And for many families this is the case. Reading does start in the home. Children are exposed to books from birth. They are read to every night. They understand which way to turn the pages and which way to read the script. They may even recognise a few words.

However this is not the case for all families. For some children their first exposure to books is at school. For a sizeable minority in my school this is the case. And for many more, whilst the children still have had some exposure to books, they still enter school behind the national average for reading.

In my school we have to teach reading. Merely giving the children a home reader and hoping doesn’t work. The children have to be taught how to read from scratch.

In contrast, at the school where my own children go, less teaching of reading is needed. This is because in general the children enter the school more able to read and continue with more home support of reading as they progress through the school.

Yet funding is more or less the same. Yes, my school probably does pick slightly more special needs funding, but it is for the few children who are a long way below the national average, not those who are slightly behind. And despite that, the teaching of reading at my school really works. Where nearly 80% of the children enter the school behind the national average, less than 20% leave the school behind the national average.

We taught reading well to a lot of children.

I suspect the measure being suggested by the panel that investigated the Summer 2011 riots would suggest fining schools like us for allowing some children to leave us at a standard that is lower than the national average. But wouldn’t be great if it was a measure that rewarded schools who actually teach reading and don’t just leave it up to supportive parents.

Whisky Tour Day 3

The sun rose on another splendid morning in Islay, highlighting the underside of the clouds in a marvellous rippling pattern. I should have taken a picture. But I didn’t and half an hour later the sea fog, or ‘haar’ as they call it around these parts, had rolled in. 4 seasons in one day? It can be 4 seasons in two hours in Islay.

Still that didn’t dampen the enthusiasm for distilleries and 3 more were on our agenda for today. We began with Bowmore – the oldest on the island. The tour was very informative but unfortunately they’re very secretive about their processes and we weren’t allowed to take any photos beyond the maltings – 25% of which are made on site.

I tasted a pleasant dram of 12-yr old Bowmore overlooking the shores of Loch Indaal – a really stunning place to drink whisky.

Our next stop was Bruichladdich, but with some hours to kill before then, we stopped on the Islay Woollen Mill – an amazing operation in a stunningly beautiful setting and patronised by royalty. My wife bought me a jumper.

The Islay Woollen Mill is set in a stunning location

It really is a great place to visit to see a master craftsmen at his traditional best.

Our guide then took the cunning choice to walk the mile and half to Bridgend for lunch. A good idea on the face of it, even the dram of 12-yr old Bowmore we took half way couldn’t disguise the muddiness of the path, nor the wetness of the drizzle. Both of these things preceded our bedraggled arrival at the Bridgend Hotel, which I can say, serves both excellent food and excellent whisky.
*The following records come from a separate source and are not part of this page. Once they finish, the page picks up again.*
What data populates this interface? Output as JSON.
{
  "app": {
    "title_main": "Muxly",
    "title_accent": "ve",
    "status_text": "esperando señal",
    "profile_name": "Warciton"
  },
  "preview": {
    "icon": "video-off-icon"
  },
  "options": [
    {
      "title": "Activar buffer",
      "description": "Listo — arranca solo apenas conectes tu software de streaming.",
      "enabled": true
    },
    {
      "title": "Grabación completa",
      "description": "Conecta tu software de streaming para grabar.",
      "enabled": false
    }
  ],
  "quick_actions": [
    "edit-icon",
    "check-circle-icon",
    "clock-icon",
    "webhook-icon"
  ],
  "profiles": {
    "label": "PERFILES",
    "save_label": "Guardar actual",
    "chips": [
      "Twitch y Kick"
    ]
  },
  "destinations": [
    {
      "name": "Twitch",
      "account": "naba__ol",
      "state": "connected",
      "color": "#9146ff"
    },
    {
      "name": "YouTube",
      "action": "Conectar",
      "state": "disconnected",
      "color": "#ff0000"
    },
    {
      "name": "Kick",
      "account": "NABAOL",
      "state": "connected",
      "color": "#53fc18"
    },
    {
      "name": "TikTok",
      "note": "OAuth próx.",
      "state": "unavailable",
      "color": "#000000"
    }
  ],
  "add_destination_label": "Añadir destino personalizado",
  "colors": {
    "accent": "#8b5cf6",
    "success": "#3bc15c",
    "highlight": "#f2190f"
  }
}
Our next distillery stop was Bruichladdich. A relatively new distillery having re-opened ten or so years ago, this place boasts an overwhelming range of different whiskies – almost too much too choose from. However when I tasted the heavily-peated, 9-year-old, wine-cask-finished Port Charlotte and then discovered I had the chance to bottle my own  – I just had to go for it. I was also impressed with the Octomore 4.2 and came away with a bottle of  that too.
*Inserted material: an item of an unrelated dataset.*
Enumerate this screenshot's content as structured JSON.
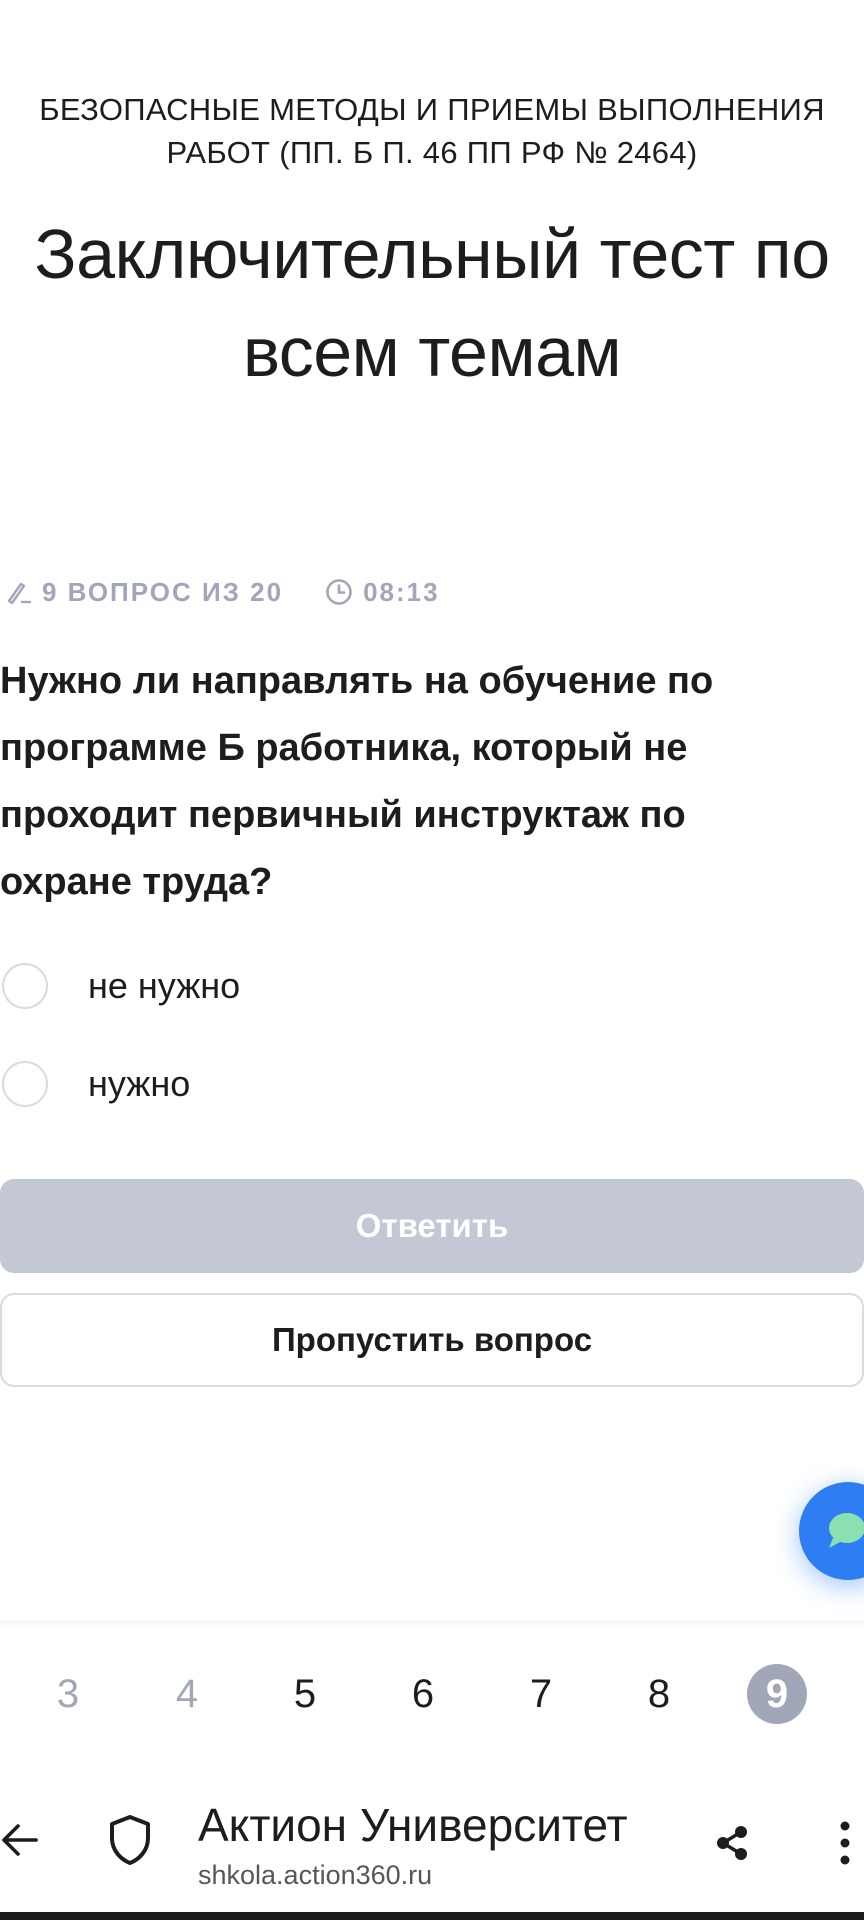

Some colours from Bruichladdich

Kilchoman was a last distillery on the tour. Having started in 2006, it only has very new malts, but both that we tried were really pleasant. The 5-yr old bourbon-cask was heavily peated, but excellent, and the 5 yr-old sherry-cask was much richer, but with an equally long peaty aftertaste – my favourite sherry finish that I had tried thus far.

Now there remains a ferry trip and a stop at Loch Fyne whisky shop on the morrow.